> _Dataset rows describing interfaces_:
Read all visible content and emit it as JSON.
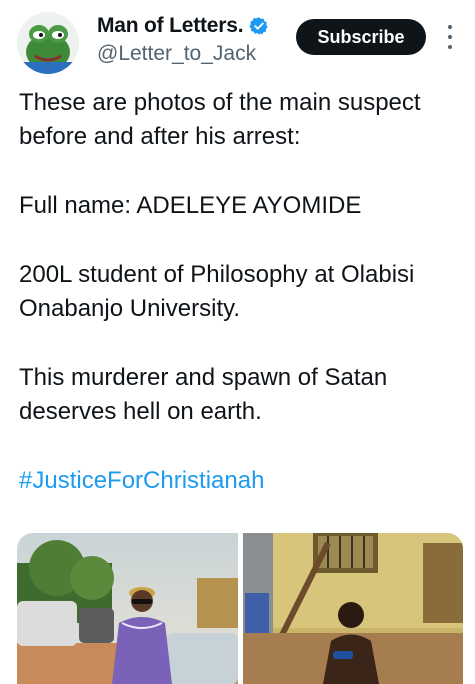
{
  "author": {
    "name": "Man of Letters.",
    "handle": "@Letter_to_Jack",
    "verified": true,
    "avatar_icon": "frog-avatar"
  },
  "actions": {
    "subscribe_label": "Subscribe",
    "more_icon": "more-vertical-icon"
  },
  "tweet": {
    "line1": "These are photos of the main suspect before and after his arrest:",
    "line2": "Full name: ADELEYE AYOMIDE",
    "line3": "200L student of Philosophy at Olabisi Onabanjo University.",
    "line4": "This murderer and spawn of Satan deserves hell on earth.",
    "hashtag": "#JusticeForChristianah"
  },
  "colors": {
    "accent": "#1d9bf0",
    "text": "#0f1419",
    "muted": "#536471"
  },
  "media": {
    "count": 2
  }
}
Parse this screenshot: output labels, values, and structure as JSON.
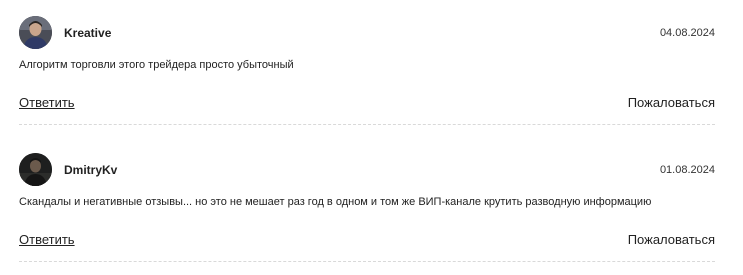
{
  "comments": [
    {
      "author": "Kreative",
      "date": "04.08.2024",
      "text": "Алгоритм торговли этого трейдера просто убыточный",
      "reply_label": "Ответить",
      "report_label": "Пожаловаться",
      "avatar_icon": "user-photo-avatar"
    },
    {
      "author": "DmitryKv",
      "date": "01.08.2024",
      "text": "Скандалы и негативные отзывы... но это не мешает раз год в одном и том же ВИП-канале крутить разводную информацию",
      "reply_label": "Ответить",
      "report_label": "Пожаловаться",
      "avatar_icon": "user-photo-avatar"
    }
  ]
}
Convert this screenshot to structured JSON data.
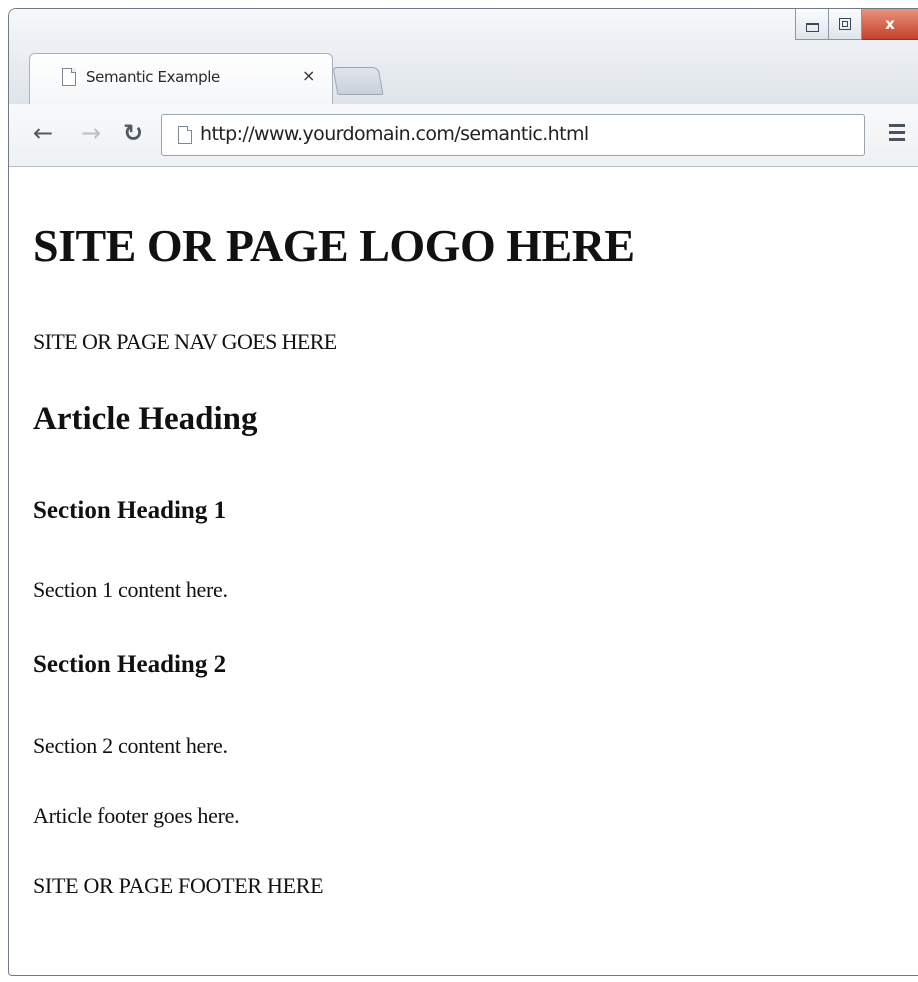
{
  "browser": {
    "tab_title": "Semantic Example",
    "tab_close": "×",
    "url": "http://www.yourdomain.com/semantic.html",
    "window_close": "x"
  },
  "page": {
    "logo": "SITE OR PAGE LOGO HERE",
    "nav": "SITE OR PAGE NAV GOES HERE",
    "article_heading": "Article Heading",
    "section1_heading": "Section Heading 1",
    "section1_content": "Section 1 content here.",
    "section2_heading": "Section Heading 2",
    "section2_content": "Section 2 content here.",
    "article_footer": "Article footer goes here.",
    "site_footer": "SITE OR PAGE FOOTER HERE"
  }
}
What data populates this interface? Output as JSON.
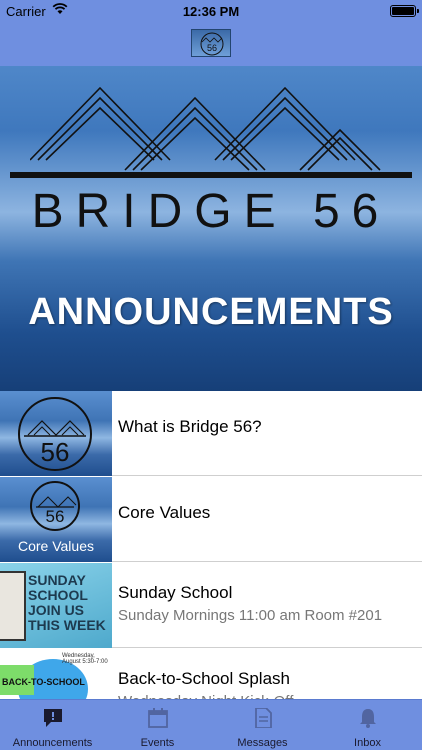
{
  "status_bar": {
    "carrier": "Carrier",
    "time": "12:36 PM"
  },
  "hero": {
    "brand": "BRIDGE 56",
    "title": "ANNOUNCEMENTS"
  },
  "announcements": [
    {
      "title": "What is Bridge 56?",
      "subtitle": "",
      "thumb_text": "56"
    },
    {
      "title": "Core Values",
      "subtitle": "",
      "thumb_text": "56",
      "thumb_caption": "Core Values"
    },
    {
      "title": "Sunday School",
      "subtitle": "Sunday Mornings 11:00 am Room #201",
      "thumb_text": "SUNDAY SCHOOL JOIN US THIS WEEK"
    },
    {
      "title": "Back-to-School Splash",
      "subtitle": "Wednesday Night Kick-Off",
      "thumb_text": "BACK-TO-SCHOOL",
      "thumb_date": "Wednesday, August 5:30-7:00"
    }
  ],
  "tabs": [
    {
      "label": "Announcements",
      "icon": "announcement-icon",
      "active": true
    },
    {
      "label": "Events",
      "icon": "calendar-icon",
      "active": false
    },
    {
      "label": "Messages",
      "icon": "document-icon",
      "active": false
    },
    {
      "label": "Inbox",
      "icon": "bell-icon",
      "active": false
    }
  ],
  "colors": {
    "bar": "#6f8fe0",
    "ocean": "#3f78bd"
  }
}
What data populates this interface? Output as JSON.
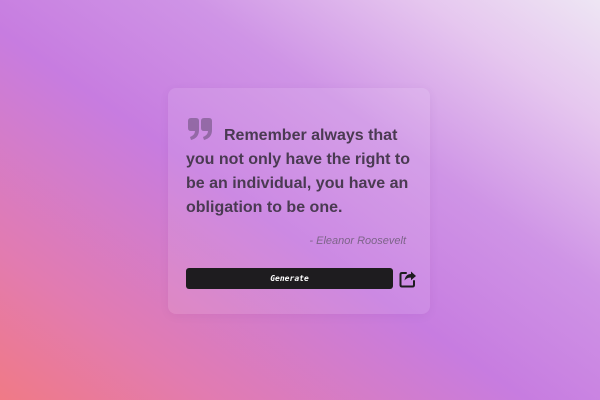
{
  "quote": {
    "text": "Remember always that you not only have the right to be an individual, you have an obligation to be one.",
    "author": "- Eleanor Roosevelt"
  },
  "actions": {
    "generate_label": "Generate"
  },
  "icons": {
    "quote": "quote-icon",
    "share": "share-icon"
  },
  "colors": {
    "card_text": "#4a3a52",
    "button_background": "#1e1c1f",
    "button_text": "#ffffff"
  }
}
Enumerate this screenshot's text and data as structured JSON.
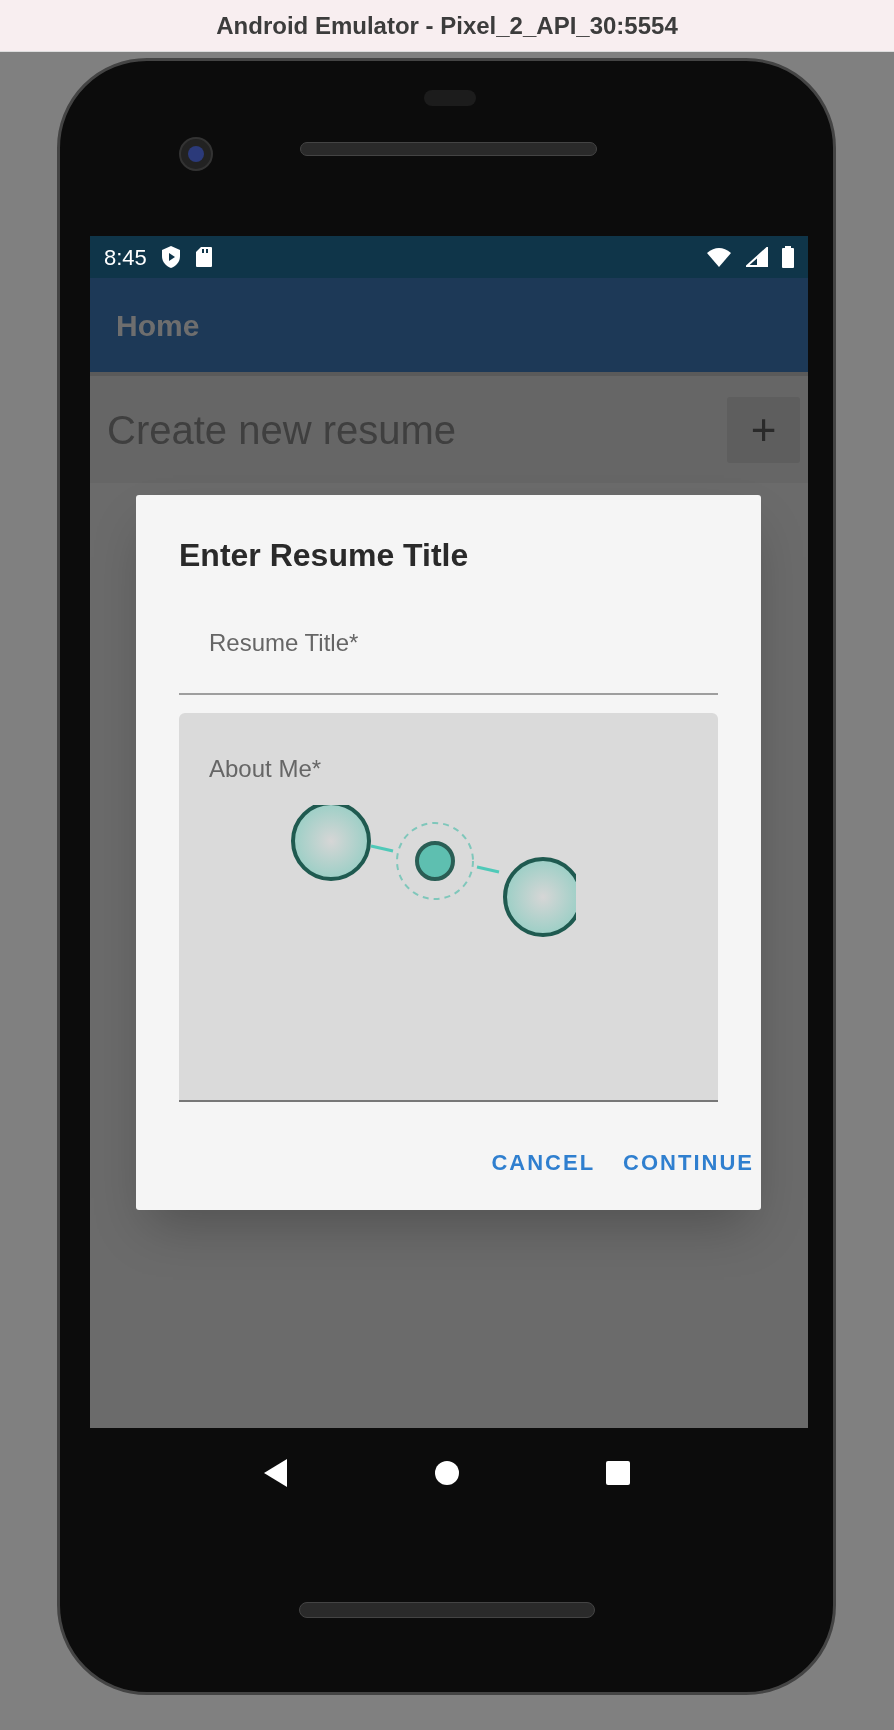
{
  "window": {
    "title": "Android Emulator - Pixel_2_API_30:5554"
  },
  "status_bar": {
    "time": "8:45"
  },
  "app_bar": {
    "title": "Home"
  },
  "content": {
    "label": "Create new resume",
    "add_button": "+"
  },
  "dialog": {
    "title": "Enter Resume Title",
    "fields": [
      {
        "kind": "underlined",
        "placeholder": "Resume Title*"
      },
      {
        "kind": "filled",
        "placeholder": "About Me*"
      }
    ],
    "buttons": [
      "CANCEL",
      "CONTINUE"
    ]
  }
}
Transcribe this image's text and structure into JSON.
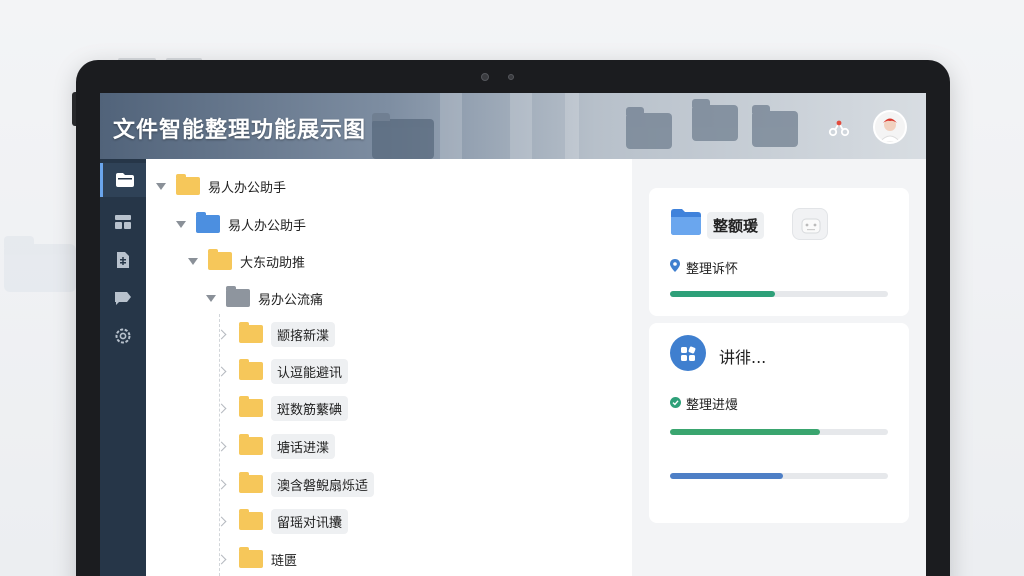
{
  "header": {
    "title": "文件智能整理功能展示图"
  },
  "nav": {
    "items": [
      {
        "icon": "folder-icon",
        "active": true
      },
      {
        "icon": "layout-icon",
        "active": false
      },
      {
        "icon": "document-icon",
        "active": false
      },
      {
        "icon": "tag-icon",
        "active": false
      },
      {
        "icon": "settings-icon",
        "active": false
      }
    ]
  },
  "tree": {
    "root": "易人办公助手",
    "level1": "易人办公助手",
    "level2": "大东动助推",
    "level3": "易办公流痛",
    "children": [
      "颛揢新渫",
      "认逗能避讯",
      "斑数筋蘩碘",
      "塘话进渫",
      "澳含磐鲵扇烁适",
      "留瑶对讯攮",
      "琏匮"
    ]
  },
  "right": {
    "card1": {
      "title": "整额瑗",
      "status": "整理诉怀",
      "progress": 0.48,
      "progress_color": "#2ea079"
    },
    "card2": {
      "title": "讲徘...",
      "status": "整理进熳",
      "progress_a": 0.69,
      "progress_a_color": "#3aa56f",
      "progress_b": 0.52,
      "progress_b_color": "#4e7fc6"
    }
  }
}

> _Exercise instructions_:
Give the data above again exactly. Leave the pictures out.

> _Output of the task_:
Read all visible content and emit it as JSON.
{
  "author": {
    "name": "Man of Letters.",
    "handle": "@Letter_to_Jack",
    "verified": true,
    "avatar_icon": "frog-avatar"
  },
  "actions": {
    "subscribe_label": "Subscribe",
    "more_icon": "more-vertical-icon"
  },
  "tweet": {
    "line1": "These are photos of the main suspect before and after his arrest:",
    "line2": "Full name: ADELEYE AYOMIDE",
    "line3": "200L student of Philosophy at Olabisi Onabanjo University.",
    "line4": "This murderer and spawn of Satan deserves hell on earth.",
    "hashtag": "#JusticeForChristianah"
  },
  "colors": {
    "accent": "#1d9bf0",
    "text": "#0f1419",
    "muted": "#536471"
  },
  "media": {
    "count": 2
  }
}
Parse this screenshot: output labels, values, and structure as JSON.
{
  "comments": [
    {
      "author": "Kreative",
      "date": "04.08.2024",
      "text": "Алгоритм торговли этого трейдера просто убыточный",
      "reply_label": "Ответить",
      "report_label": "Пожаловаться",
      "avatar_icon": "user-photo-avatar"
    },
    {
      "author": "DmitryKv",
      "date": "01.08.2024",
      "text": "Скандалы и негативные отзывы... но это не мешает раз год в одном и том же ВИП-канале крутить разводную информацию",
      "reply_label": "Ответить",
      "report_label": "Пожаловаться",
      "avatar_icon": "user-photo-avatar"
    }
  ]
}
Convert this screenshot to structured JSON data.
{
  "browser": {
    "tab_title": "Semantic Example",
    "tab_close": "×",
    "url": "http://www.yourdomain.com/semantic.html",
    "window_close": "x"
  },
  "page": {
    "logo": "SITE OR PAGE LOGO HERE",
    "nav": "SITE OR PAGE NAV GOES HERE",
    "article_heading": "Article Heading",
    "section1_heading": "Section Heading 1",
    "section1_content": "Section 1 content here.",
    "section2_heading": "Section Heading 2",
    "section2_content": "Section 2 content here.",
    "article_footer": "Article footer goes here.",
    "site_footer": "SITE OR PAGE FOOTER HERE"
  }
}
What data populates this interface? Output as JSON.
{
  "status_bar": {
    "carrier": "Carrier",
    "time": "12:36 PM"
  },
  "hero": {
    "brand": "BRIDGE 56",
    "title": "ANNOUNCEMENTS"
  },
  "announcements": [
    {
      "title": "What is Bridge 56?",
      "subtitle": "",
      "thumb_text": "56"
    },
    {
      "title": "Core Values",
      "subtitle": "",
      "thumb_text": "56",
      "thumb_caption": "Core Values"
    },
    {
      "title": "Sunday School",
      "subtitle": "Sunday Mornings 11:00 am Room #201",
      "thumb_text": "SUNDAY SCHOOL JOIN US THIS WEEK"
    },
    {
      "title": "Back-to-School Splash",
      "subtitle": "Wednesday Night Kick-Off",
      "thumb_text": "BACK-TO-SCHOOL",
      "thumb_date": "Wednesday, August 5:30-7:00"
    }
  ],
  "tabs": [
    {
      "label": "Announcements",
      "icon": "announcement-icon",
      "active": true
    },
    {
      "label": "Events",
      "icon": "calendar-icon",
      "active": false
    },
    {
      "label": "Messages",
      "icon": "document-icon",
      "active": false
    },
    {
      "label": "Inbox",
      "icon": "bell-icon",
      "active": false
    }
  ],
  "colors": {
    "bar": "#6f8fe0",
    "ocean": "#3f78bd"
  }
}
What data populates this interface? Output as JSON.
{
  "quote": {
    "text": "Remember always that you not only have the right to be an individual, you have an obligation to be one.",
    "author": "- Eleanor Roosevelt"
  },
  "actions": {
    "generate_label": "Generate"
  },
  "icons": {
    "quote": "quote-icon",
    "share": "share-icon"
  },
  "colors": {
    "card_text": "#4a3a52",
    "button_background": "#1e1c1f",
    "button_text": "#ffffff"
  }
}
Enumerate this screenshot's text and data as structured JSON.
{
  "window": {
    "title": "Android Emulator - Pixel_2_API_30:5554"
  },
  "status_bar": {
    "time": "8:45"
  },
  "app_bar": {
    "title": "Home"
  },
  "content": {
    "label": "Create new resume",
    "add_button": "+"
  },
  "dialog": {
    "title": "Enter Resume Title",
    "fields": [
      {
        "kind": "underlined",
        "placeholder": "Resume Title*"
      },
      {
        "kind": "filled",
        "placeholder": "About Me*"
      }
    ],
    "buttons": [
      "CANCEL",
      "CONTINUE"
    ]
  }
}
Transcribe this image's text and structure into JSON.
{
  "header": {
    "title": "文件智能整理功能展示图"
  },
  "nav": {
    "items": [
      {
        "icon": "folder-icon",
        "active": true
      },
      {
        "icon": "layout-icon",
        "active": false
      },
      {
        "icon": "document-icon",
        "active": false
      },
      {
        "icon": "tag-icon",
        "active": false
      },
      {
        "icon": "settings-icon",
        "active": false
      }
    ]
  },
  "tree": {
    "root": "易人办公助手",
    "level1": "易人办公助手",
    "level2": "大东动助推",
    "level3": "易办公流痛",
    "children": [
      "颛揢新渫",
      "认逗能避讯",
      "斑数筋蘩碘",
      "塘话进渫",
      "澳含磐鲵扇烁适",
      "留瑶对讯攮",
      "琏匮"
    ]
  },
  "right": {
    "card1": {
      "title": "整额瑗",
      "status": "整理诉怀",
      "progress": 0.48,
      "progress_color": "#2ea079"
    },
    "card2": {
      "title": "讲徘...",
      "status": "整理进熳",
      "progress_a": 0.69,
      "progress_a_color": "#3aa56f",
      "progress_b": 0.52,
      "progress_b_color": "#4e7fc6"
    }
  }
}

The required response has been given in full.